Saudi Aramco Boosts Oil Investment In China’s Downstream

Saudi Aramco signed on Thursday an agreement with the Zhejiang Free Trade Zone in China to facilitate the acquisition of 9 percent in a local refinery and further expand its downstream presence in the world’s largest oil importer.

The memorandum of understanding (MoU) also includes a long-term crude oil supply agreement and gives Aramco the opportunity to use Zhejiang Petrochemical’s crude oil storage facility to serve Aramco’s customers in Asia.

“These activities reflect the Company’s strategy to expand its presence in the Chinese energy sector,” the Saudi oil giant said in a statement.

Aramco and the Zhejiang Free Trade Zone will also explore potential opportunities to invest in other parts of the value chain, including refining and petrochemical production, storage and trade of crude oil and natural gas, retail, and oil products distribution within the Zhejiang Free Trade Zone.

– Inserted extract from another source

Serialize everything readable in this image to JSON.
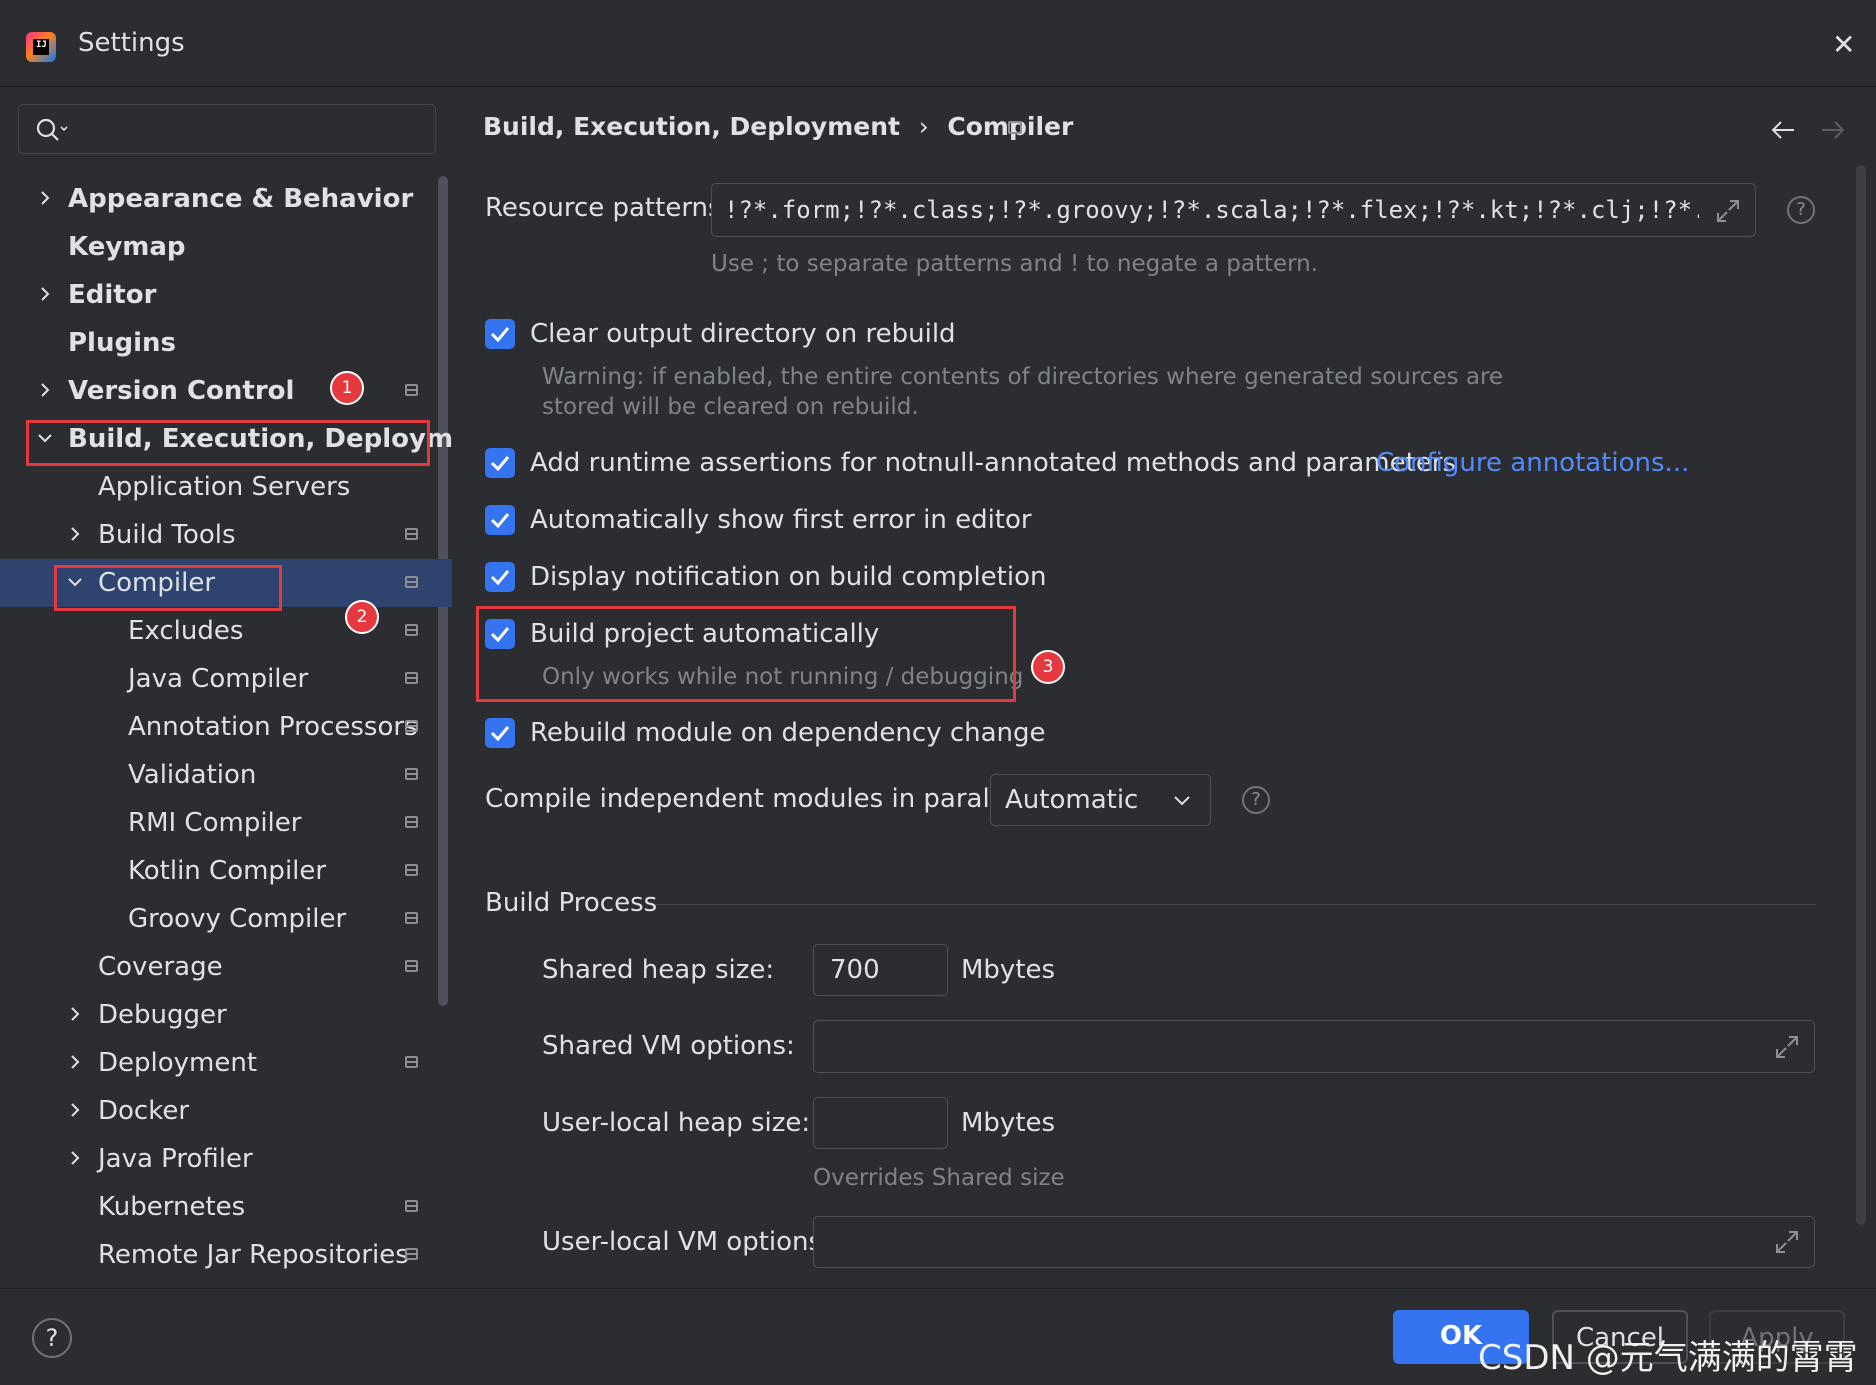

Earlier this year, Saudi Aramco—which is increasingly looking to lock in future oil demand in Asia’s downstream markets—signed an agreement to buy 9 percent in Zhejiang Petrochemical’s 800,000-bpd integrated refinery and petrochemical complex.

Keeping its crude oil exports subdued in hopes of erasing the glut and propping up oil prices, Saudi Arabia has dramatically reshuffled the priority destinations of its exports, boosting sales in the world’s top oil importer—China—and slashing shipments to the United States.

While Saudi Arabia currently slashes exports to the United States, it is looking East to build a long-term relationship on the prized Asian oil market and to lock in future oil demand in the region expected to show the only solid growth in demand in the coming years and decades.

Earlier this year, Aramco signed a joint venture deal for a US$10-billion fully integrated refining and petrochemical complex in China, which will be predominantly supplied with oil delivered by Saudi Arabia. That’s just one of the deals that Aramco has recently signed in China and India to hold stakes in the downstream sector in Asia bound by long-term crude supply commitments.

 

By Tsvetana Paraskova for Oilprice.com